For example, one of my favorite things is actually the maple-glazed doughnuts at Carr’s. So many a workout, I’ve used that as an incentive for myself to go longer and push a little harder, and as my reward I can go grab one on the way home. One time I was walking into Carr’s Huffman [ in Anchorage ] and I was about to pull one out of the case and a little girl came up to me and said, “[gasp] Kikkan Randall eats doughnuts!” (laughs) I felt like I was caught red-handed, but at the same time I was like, “Yeah, well I just finished a three-hour run so I earned this.”
I normally ask if people if they have a guilty pleasure comfort food, but I like that you say they’re reward foods instead.

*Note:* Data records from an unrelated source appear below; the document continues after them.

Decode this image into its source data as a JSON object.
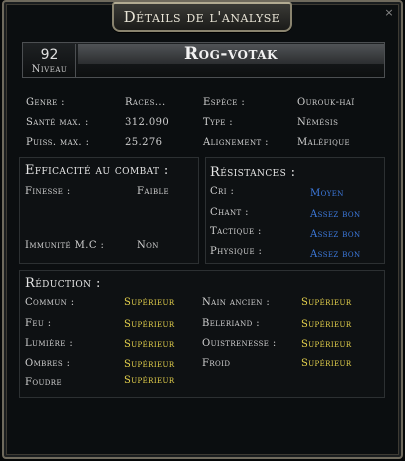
{
  "window": {
    "title": "Détails de l'analyse",
    "close_glyph": "×"
  },
  "character": {
    "level": "92",
    "level_label": "Niveau",
    "name": "Rog-votak"
  },
  "info": {
    "genre_label": "Genre :",
    "genre_value": "Races...",
    "espece_label": "Espèce :",
    "espece_value": "Ourouk-haï",
    "sante_label": "Santé max. :",
    "sante_value": "312.090",
    "type_label": "Type :",
    "type_value": "Némésis",
    "puiss_label": "Puiss. max. :",
    "puiss_value": "25.276",
    "align_label": "Alignement :",
    "align_value": "Maléfique"
  },
  "combat": {
    "title": "Efficacité au combat :",
    "finesse_label": "Finesse :",
    "finesse_value": "Faible",
    "immunite_label": "Immunité M.C :",
    "immunite_value": "Non"
  },
  "resistances": {
    "title": "Résistances :",
    "rows": [
      {
        "label": "Cri :",
        "value": "Moyen"
      },
      {
        "label": "Chant :",
        "value": "Assez bon"
      },
      {
        "label": "Tactique :",
        "value": "Assez bon"
      },
      {
        "label": "Physique :",
        "value": "Assez bon"
      }
    ]
  },
  "reduction": {
    "title": "Réduction :",
    "left": [
      {
        "label": "Commun :",
        "value": "Supérieur"
      },
      {
        "label": "Feu :",
        "value": "Supérieur"
      },
      {
        "label": "Lumière :",
        "value": "Supérieur"
      },
      {
        "label": "Ombres :",
        "value": "Supérieur"
      },
      {
        "label": "Foudre",
        "value": "Supérieur"
      }
    ],
    "right": [
      {
        "label": "Nain ancien :",
        "value": "Supérieur"
      },
      {
        "label": "Beleriand :",
        "value": "Supérieur"
      },
      {
        "label": "Ouistrenesse :",
        "value": "Supérieur"
      },
      {
        "label": "Froid",
        "value": "Supérieur"
      }
    ]
  },
  "colors": {
    "accent_value": "#e8d44d",
    "resistance_value": "#3d7be0",
    "frame": "#6f6a5d"
  }
}
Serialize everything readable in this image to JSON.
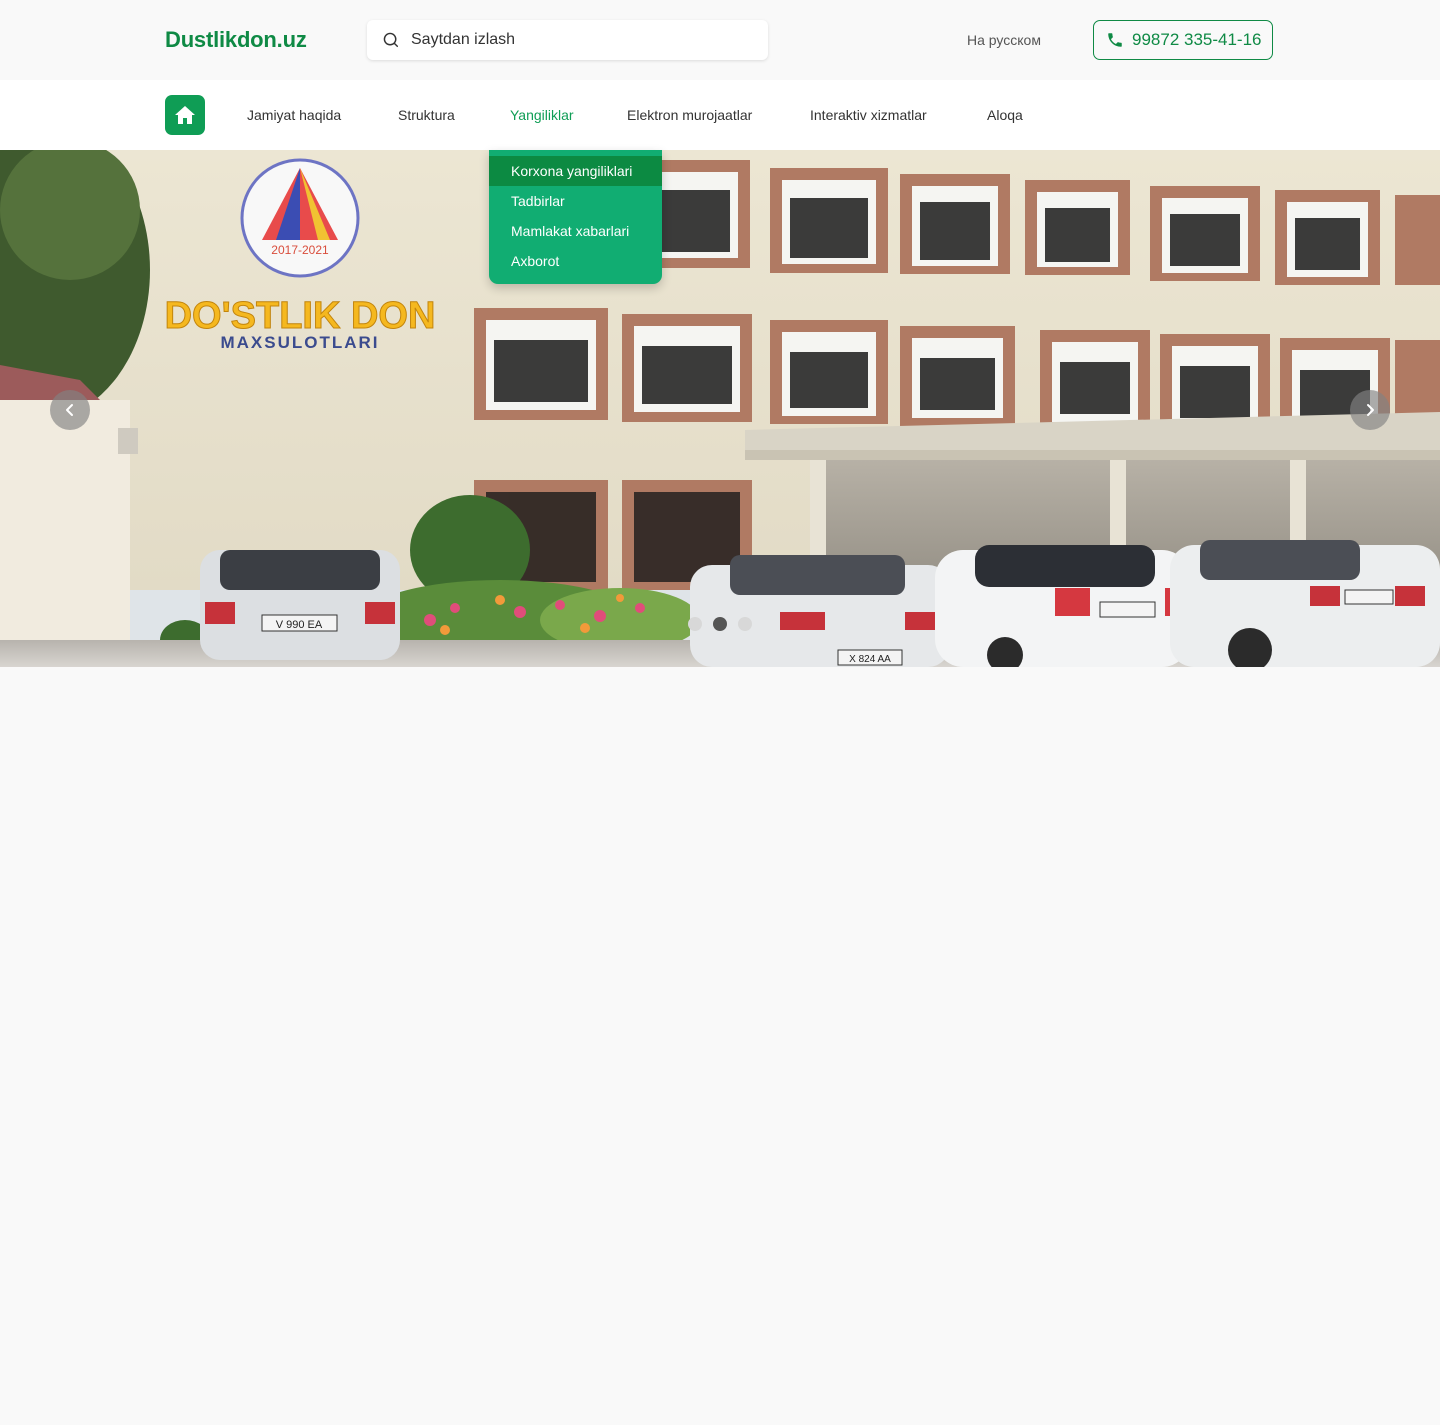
{
  "header": {
    "logo": "Dustlikdon.uz",
    "search_placeholder": "Saytdan izlash",
    "lang_switch": "На русском",
    "phone": "99872 335-41-16"
  },
  "nav": {
    "items": [
      {
        "label": "Jamiyat haqida"
      },
      {
        "label": "Struktura"
      },
      {
        "label": "Yangiliklar",
        "active": true
      },
      {
        "label": "Elektron murojaatlar"
      },
      {
        "label": "Interaktiv xizmatlar"
      },
      {
        "label": "Aloqa"
      }
    ]
  },
  "dropdown": {
    "items": [
      {
        "label": "Korxona yangiliklari",
        "active": true
      },
      {
        "label": "Tadbirlar"
      },
      {
        "label": "Mamlakat xabarlari"
      },
      {
        "label": "Axborot"
      }
    ]
  },
  "hero": {
    "sign_main": "DO'STLIK DON",
    "sign_sub": "MAXSULOTLARI",
    "emblem_years": "2017-2021",
    "plates": [
      "V 990 EA",
      "X 824 AA"
    ],
    "active_slide": 2,
    "slide_count": 3
  },
  "colors": {
    "brand": "#0f8a45",
    "brand_bright": "#0f9d55",
    "dropdown_bg": "#11ad72",
    "dropdown_active": "#0c8a42"
  },
  "icons": {
    "search": "search-icon",
    "phone": "phone-icon",
    "home": "home-icon",
    "prev": "chevron-left-icon",
    "next": "chevron-right-icon"
  }
}
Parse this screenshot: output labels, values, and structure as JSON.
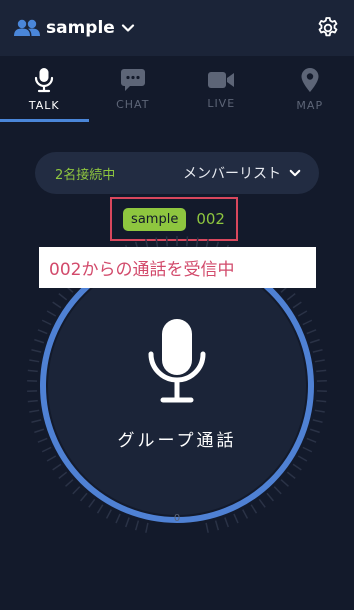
{
  "header": {
    "group_name": "sample",
    "group_icon": "group-users-icon",
    "settings_icon": "gear-icon"
  },
  "tabs": [
    {
      "label": "TALK",
      "icon": "microphone-icon",
      "active": true
    },
    {
      "label": "CHAT",
      "icon": "chat-bubble-icon",
      "active": false
    },
    {
      "label": "LIVE",
      "icon": "video-camera-icon",
      "active": false
    },
    {
      "label": "MAP",
      "icon": "map-pin-icon",
      "active": false
    }
  ],
  "members": {
    "connected_status": "2名接続中",
    "member_list_label": "メンバーリスト"
  },
  "speaker": {
    "group_badge": "sample",
    "speaker_id": "002"
  },
  "notification": {
    "incoming_call_text": "002からの通話を受信中"
  },
  "call": {
    "button_label": "グループ通話",
    "level_value": "0"
  },
  "colors": {
    "background": "#131a2b",
    "header": "#1b2438",
    "accent_blue": "#4a86d9",
    "green": "#8ec63f",
    "highlight_red": "#d9475d",
    "banner_text": "#d24a6b"
  }
}
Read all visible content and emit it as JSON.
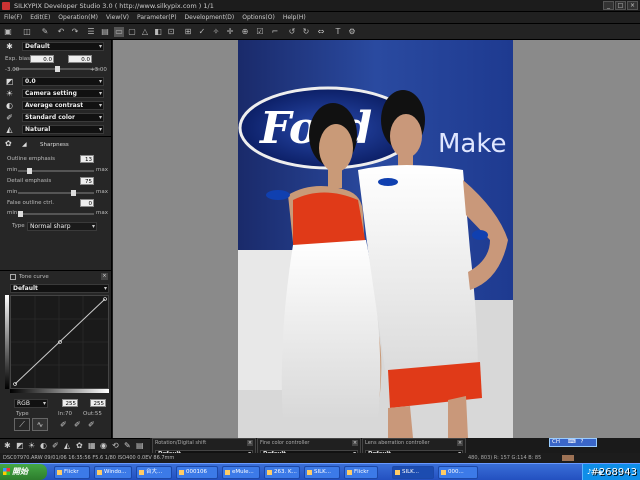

Yep, yep, reward foods. I try to make sure I earn those. (laughs)
What’s in your fridge right now?
We just arrived at a new place. We’re in Seefeld, Austria. So we actually just went to the grocery store and got our basics. We’ve got our milk, eggs, bread, some salad mix, bananas, oranges. Just had some chicken and pasta for dinner. Nothing too crazy, but some good staple ingredients to make a lot of good stuff.
Do you cook a lot when you’re on the road?
In previous years, we haven’t so much because these European hotels have family-run restaurants as part of the whole stay package. So for many of the years that I’ve been over here, we’ve had three prepared meals a day and supplementing our own snacks in between. But now that I have the family on the road with me, with Breck we’ve found it’s nicer to cook and be on our own schedule. For the last month, we were in Switzerland and we’d rented an apartment and were cooking on our own. And now we’re here in Austria for two and a half weeks where we’ll be cooking on our own.
I read that you also are a founder and lead U.S. Ambassador for Fast and Female? Can you tell me a little bit about it and your work with them?
Yeah, it’s a really fun project to be working with. It was started by a really good friend of mine who is an Olympic gold medalist in Canada. She started it small and quietly in 2005. We became really good friends around 2006-2007 because she was the only Canadian woman on the World Cup and I was the only American on the World Cup. Not having our own teammates, we kind of bonded together. When she told me about Fast and Female and how it was designed to inspire girls to stay in sports for life — because girls are much more likely to drop out — I fell in love with the concept because I personally have experienced so many benefits from being in sports. I saw that there were these barriers that we could address to keep girls involved in it.
They don’t have to necessarily be competitive athletes. We just want them to stay involved, be healthy, be active, do it together, and give them access to good role models. So, I kind of started leading the charge in the U.S. and got some events in Anchorage when we had the first nationals there in 2009-2010. Since then, we’ve expanded in the U.S. to do about 10 events a year in different parts of the country.
I’ve been doing what I can to support the program while I’ve been competing, but to be a full-time athlete and a mom and run an organization is … at times I’ve had my plate a little too full. This is going to be my last racing season and when I’m done, I’m really excited to focus a lot more energy on Fast and Female.
Some questions in this interview have been edited for clarity.